If the medical device requires sterilization, the packaging must be designed to maintain sterility. Sterilization processes and validations are regulated by the FDA (21 CFR 880.6860). The packaging process must be validated (21 CFR 820.130) to ensure that it meets its intended purpose and does not compromise the safety and effectiveness of the medical device.

We provide ISO sampling guidance as per the EU MDR CE Marking, EU IVDR CE Marking, US FDA 510K and ISO 13485. Contact us for more information or fill out the form for a detailed quote

EU MDR /IVDR Requirements for Medical Device Packaging:

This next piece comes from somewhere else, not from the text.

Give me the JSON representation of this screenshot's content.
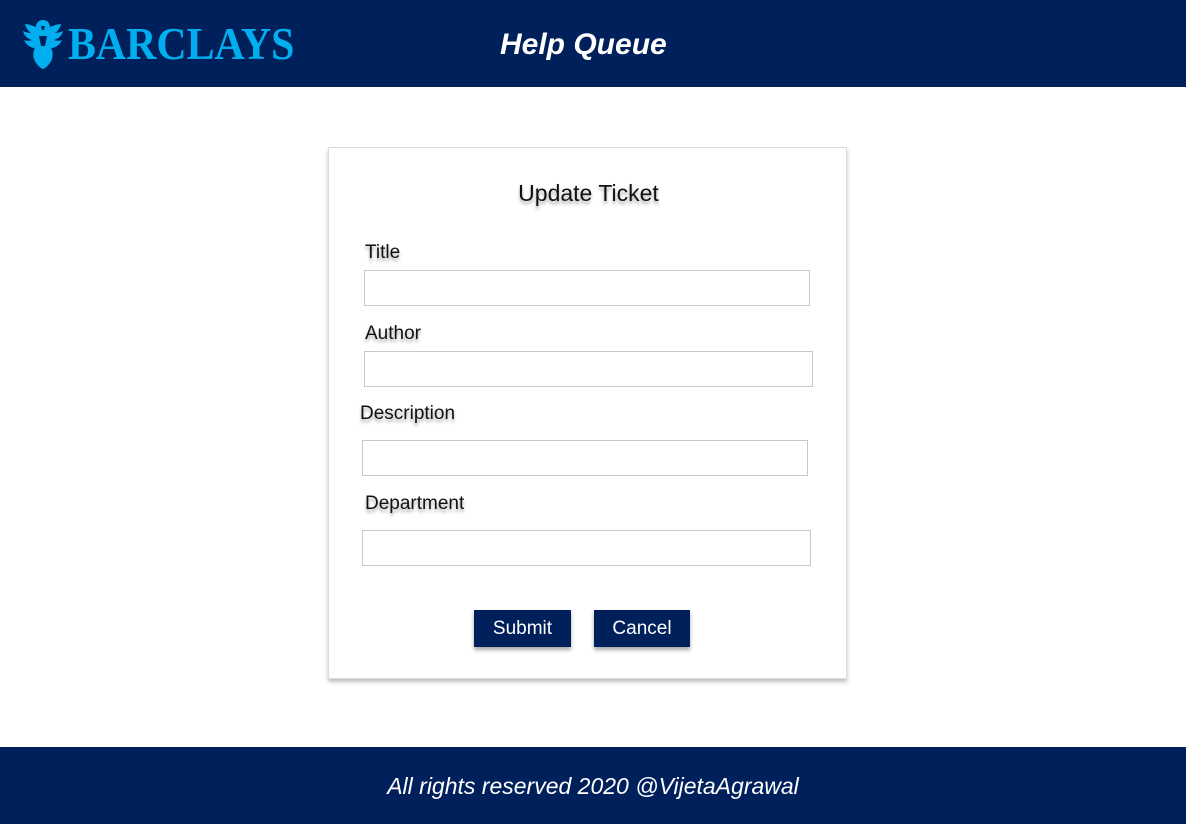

The EU has implemented the Medical Device Regulation (EU) 2017/745, which sets out requirements for medical devices, including packaging. The MDR emphasizes the importance of ensuring the safety and performance of medical devices throughout their lifecycle. The CE marking process involves conformity assessments, and the packaging is an integral part of this assessment.


The ISO 11607 standard specifies requirements for the development and validation of processes for packaging medical devices. Compliance with ISO 11607 helps demonstrate conformity with essential requirements. Similar to the FDA, the EU requires compliance with ISO 10993-1:XXXX for the biological evaluation of medical device packaging materials.


If sterilization is required, the packaging must comply with ISO 11135, which specifies requirements for the validation and routine control of ethylene oxide sterilization processes. EU MDR 2017/745 annex I GSPR, specifies the packaging requirements of medical devices. The requirements can be summarized as;

  • The medical device shall package in a way that its characteristics and performance should not adversely affect during transport and storage.
  • The medical device shall package in such a way as to minimize the risk posed by contaminants and residues to patients.
  • The package shall ensure that retain the sterile condition, till the pack is broken.
  • Packaging systems for non-sterile devices shall maintain the integrity and cleanliness of the product.

Medical Device Packaging Regulations

  • EN ISO 11607-1 Addressing packaging materials, sterile barrier system.
  • EN ISO 11607-2 Addressing validation of packaging processes.
  • BS EN 868-2 Packaging for terminally sterilized medical devices. Sterilization wrap. Requirements and test methods
  • ASTM D3330 Package Strength Testing by Peel Adhesion Testing
  • ASTM F88 Package Strength Testing by Seal Peel Testing
  • ASTM F1140 Package Strength Testing by Burst Testing
  • ASTM F2054 Standard Test Method for Burst Testing of Flexible Package Seals Using Internal Air Pressurization Within Restraining Plates
  • Package Integrity (ASTM F2096: Bubble Test)
  • Seal Integrity (ASTM F1886: Visual Inspection, ASTM 1929: Dye Test)
  • Seal Strength (ASTM F88: Peel Test, ASTM F1140: Burst Test)

FDA and NB expected Documentation and Reports

For terminally sterilized medical devices , the validation process involves creating a validation plan, that shall contain the following.


  • Document ID, Date of revision, Issue and Responsibilities,
  • Description of the materials
  • Description of equipment
  • Skilled Personnel
  • How the packaging process going to carry out
  • Description of sterilization process

The packaging process validation report shall document the following.


  • The evidence of packaging process validation (result of IQ, OQ and PQ).
  • Formal approval of validation along with Report ID, Report date
  • Process Control and Monitoring
  • Process changes and revalidation

Non-Sterile Product Packaging Requirements

Literally, there is no specific standard to follow for the medical device packaging validation of non-sterile medical devices. However, the manufacturer must fulfil the requirement of GSPR. Thus, it is up to the manufacturer to select appropriate packaging for their medical device, and it should not be harmful to the function and efficiency of the device.


The package must be sufficient to protect the device, for example, if a drop will damage your device, then the package must be sufficiently padded/cushioning form to protect the device damage from dropping.

Medical device manufacturers must stay informed about changes in regulations and standards to ensure ongoing compliance. Additionally, working with regulatory experts on the relevant guidelines is crucial for meeting the specific requirements of the FDA and the EU.